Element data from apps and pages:

== Segment start ==

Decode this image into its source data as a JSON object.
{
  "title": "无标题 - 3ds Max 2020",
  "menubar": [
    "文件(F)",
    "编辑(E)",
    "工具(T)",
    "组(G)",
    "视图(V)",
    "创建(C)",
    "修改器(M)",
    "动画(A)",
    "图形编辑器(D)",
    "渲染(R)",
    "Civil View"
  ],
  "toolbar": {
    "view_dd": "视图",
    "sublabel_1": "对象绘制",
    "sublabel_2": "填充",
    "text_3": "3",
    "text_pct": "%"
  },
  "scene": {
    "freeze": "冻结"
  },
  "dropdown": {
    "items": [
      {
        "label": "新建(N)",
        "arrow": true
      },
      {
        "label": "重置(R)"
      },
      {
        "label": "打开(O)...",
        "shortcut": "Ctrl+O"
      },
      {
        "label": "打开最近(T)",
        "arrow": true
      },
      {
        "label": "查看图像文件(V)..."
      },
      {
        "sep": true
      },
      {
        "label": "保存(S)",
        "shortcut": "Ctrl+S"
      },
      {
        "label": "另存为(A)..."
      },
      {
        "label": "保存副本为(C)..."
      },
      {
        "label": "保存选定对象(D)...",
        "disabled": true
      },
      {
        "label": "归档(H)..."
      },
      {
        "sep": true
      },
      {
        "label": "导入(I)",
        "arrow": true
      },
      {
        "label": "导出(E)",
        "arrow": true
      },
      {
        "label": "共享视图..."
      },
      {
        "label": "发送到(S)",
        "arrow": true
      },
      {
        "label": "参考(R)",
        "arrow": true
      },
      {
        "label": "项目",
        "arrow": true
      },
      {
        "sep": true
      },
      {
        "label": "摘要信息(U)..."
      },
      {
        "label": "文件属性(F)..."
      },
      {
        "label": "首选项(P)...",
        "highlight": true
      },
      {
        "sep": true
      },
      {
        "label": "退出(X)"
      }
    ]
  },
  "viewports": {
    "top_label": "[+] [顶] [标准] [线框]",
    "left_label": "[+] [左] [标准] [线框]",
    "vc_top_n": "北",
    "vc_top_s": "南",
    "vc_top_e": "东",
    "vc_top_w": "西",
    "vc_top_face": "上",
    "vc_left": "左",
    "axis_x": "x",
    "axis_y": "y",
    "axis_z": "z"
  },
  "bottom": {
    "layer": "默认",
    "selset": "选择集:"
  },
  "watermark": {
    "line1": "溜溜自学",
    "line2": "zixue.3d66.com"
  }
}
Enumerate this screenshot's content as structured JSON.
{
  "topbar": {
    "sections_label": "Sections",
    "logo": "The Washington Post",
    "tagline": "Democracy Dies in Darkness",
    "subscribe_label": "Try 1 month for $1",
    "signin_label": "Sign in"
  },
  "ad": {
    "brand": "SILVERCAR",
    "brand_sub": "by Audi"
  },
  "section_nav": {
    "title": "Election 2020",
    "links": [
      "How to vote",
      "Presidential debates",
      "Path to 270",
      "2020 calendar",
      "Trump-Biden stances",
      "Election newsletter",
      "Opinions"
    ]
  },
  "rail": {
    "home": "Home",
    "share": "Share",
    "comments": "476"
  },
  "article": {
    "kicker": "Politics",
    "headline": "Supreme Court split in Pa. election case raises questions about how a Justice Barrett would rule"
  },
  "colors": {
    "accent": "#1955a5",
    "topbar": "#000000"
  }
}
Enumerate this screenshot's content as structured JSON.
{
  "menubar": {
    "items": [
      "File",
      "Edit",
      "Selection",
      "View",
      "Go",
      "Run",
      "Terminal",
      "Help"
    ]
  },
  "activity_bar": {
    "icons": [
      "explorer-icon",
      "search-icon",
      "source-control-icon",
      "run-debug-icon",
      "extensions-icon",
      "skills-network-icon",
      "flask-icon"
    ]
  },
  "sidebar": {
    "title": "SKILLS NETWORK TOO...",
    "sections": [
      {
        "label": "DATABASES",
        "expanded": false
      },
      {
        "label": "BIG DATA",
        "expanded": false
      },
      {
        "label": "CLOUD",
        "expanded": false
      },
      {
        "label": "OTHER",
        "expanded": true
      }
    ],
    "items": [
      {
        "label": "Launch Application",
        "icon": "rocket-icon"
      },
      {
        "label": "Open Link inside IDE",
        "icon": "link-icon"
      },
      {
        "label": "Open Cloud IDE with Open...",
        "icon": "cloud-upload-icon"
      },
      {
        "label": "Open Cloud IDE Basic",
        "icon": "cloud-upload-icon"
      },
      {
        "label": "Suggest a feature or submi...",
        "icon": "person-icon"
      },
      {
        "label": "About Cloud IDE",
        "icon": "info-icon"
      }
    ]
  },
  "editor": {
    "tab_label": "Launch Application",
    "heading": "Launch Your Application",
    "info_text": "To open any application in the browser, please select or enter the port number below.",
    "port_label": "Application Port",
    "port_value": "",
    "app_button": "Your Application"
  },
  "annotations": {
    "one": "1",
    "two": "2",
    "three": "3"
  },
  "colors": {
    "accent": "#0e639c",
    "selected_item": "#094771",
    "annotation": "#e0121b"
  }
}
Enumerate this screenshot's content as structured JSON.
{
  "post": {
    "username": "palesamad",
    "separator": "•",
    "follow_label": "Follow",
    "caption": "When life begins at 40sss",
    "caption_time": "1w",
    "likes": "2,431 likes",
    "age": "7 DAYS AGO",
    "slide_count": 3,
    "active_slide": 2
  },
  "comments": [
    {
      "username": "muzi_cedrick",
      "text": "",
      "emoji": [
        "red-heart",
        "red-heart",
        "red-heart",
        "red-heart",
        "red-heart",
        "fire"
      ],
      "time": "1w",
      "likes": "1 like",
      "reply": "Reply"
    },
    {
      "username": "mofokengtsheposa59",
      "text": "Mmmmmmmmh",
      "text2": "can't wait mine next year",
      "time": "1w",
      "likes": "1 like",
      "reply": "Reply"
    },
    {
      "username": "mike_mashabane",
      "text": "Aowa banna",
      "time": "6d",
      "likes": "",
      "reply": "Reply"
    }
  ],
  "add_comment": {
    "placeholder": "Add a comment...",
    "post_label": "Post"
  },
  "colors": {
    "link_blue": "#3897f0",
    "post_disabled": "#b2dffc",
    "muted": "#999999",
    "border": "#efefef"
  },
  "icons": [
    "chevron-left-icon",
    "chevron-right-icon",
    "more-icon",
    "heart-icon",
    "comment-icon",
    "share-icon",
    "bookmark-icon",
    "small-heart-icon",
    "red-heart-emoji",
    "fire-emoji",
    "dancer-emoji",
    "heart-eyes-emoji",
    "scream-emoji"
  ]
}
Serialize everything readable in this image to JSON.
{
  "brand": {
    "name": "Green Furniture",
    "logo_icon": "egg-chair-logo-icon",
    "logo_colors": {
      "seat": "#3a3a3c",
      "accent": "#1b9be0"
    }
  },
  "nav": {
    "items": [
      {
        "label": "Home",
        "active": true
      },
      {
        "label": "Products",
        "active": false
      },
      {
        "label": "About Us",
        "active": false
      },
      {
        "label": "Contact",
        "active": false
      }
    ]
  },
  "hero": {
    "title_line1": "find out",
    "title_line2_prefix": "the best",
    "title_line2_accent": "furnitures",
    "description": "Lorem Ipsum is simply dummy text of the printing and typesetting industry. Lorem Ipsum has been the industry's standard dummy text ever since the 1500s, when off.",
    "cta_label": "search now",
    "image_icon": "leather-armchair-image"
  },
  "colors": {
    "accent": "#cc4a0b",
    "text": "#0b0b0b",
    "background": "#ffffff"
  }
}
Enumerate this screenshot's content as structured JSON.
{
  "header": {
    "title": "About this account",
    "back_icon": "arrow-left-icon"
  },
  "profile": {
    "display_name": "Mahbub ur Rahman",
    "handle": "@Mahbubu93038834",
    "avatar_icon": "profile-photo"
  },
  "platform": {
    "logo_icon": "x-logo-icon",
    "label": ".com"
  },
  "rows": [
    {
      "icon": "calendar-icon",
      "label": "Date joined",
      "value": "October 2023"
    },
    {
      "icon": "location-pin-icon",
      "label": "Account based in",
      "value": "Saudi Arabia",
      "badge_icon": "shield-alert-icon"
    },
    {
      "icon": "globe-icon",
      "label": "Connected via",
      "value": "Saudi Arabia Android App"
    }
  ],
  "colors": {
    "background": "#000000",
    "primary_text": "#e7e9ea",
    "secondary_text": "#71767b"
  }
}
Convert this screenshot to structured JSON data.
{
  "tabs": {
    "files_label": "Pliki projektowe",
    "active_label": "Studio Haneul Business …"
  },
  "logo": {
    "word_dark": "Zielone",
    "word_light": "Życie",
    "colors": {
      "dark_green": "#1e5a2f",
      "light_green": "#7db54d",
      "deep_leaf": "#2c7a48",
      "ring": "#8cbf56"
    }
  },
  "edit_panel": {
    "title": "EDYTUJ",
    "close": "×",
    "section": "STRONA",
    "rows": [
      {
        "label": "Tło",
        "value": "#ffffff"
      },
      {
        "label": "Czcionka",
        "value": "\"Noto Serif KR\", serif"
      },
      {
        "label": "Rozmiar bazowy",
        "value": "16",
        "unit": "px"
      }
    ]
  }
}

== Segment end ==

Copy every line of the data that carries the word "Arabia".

Exercise response:
      "value": "Saudi Arabia",
      "value": "Saudi Arabia Android App"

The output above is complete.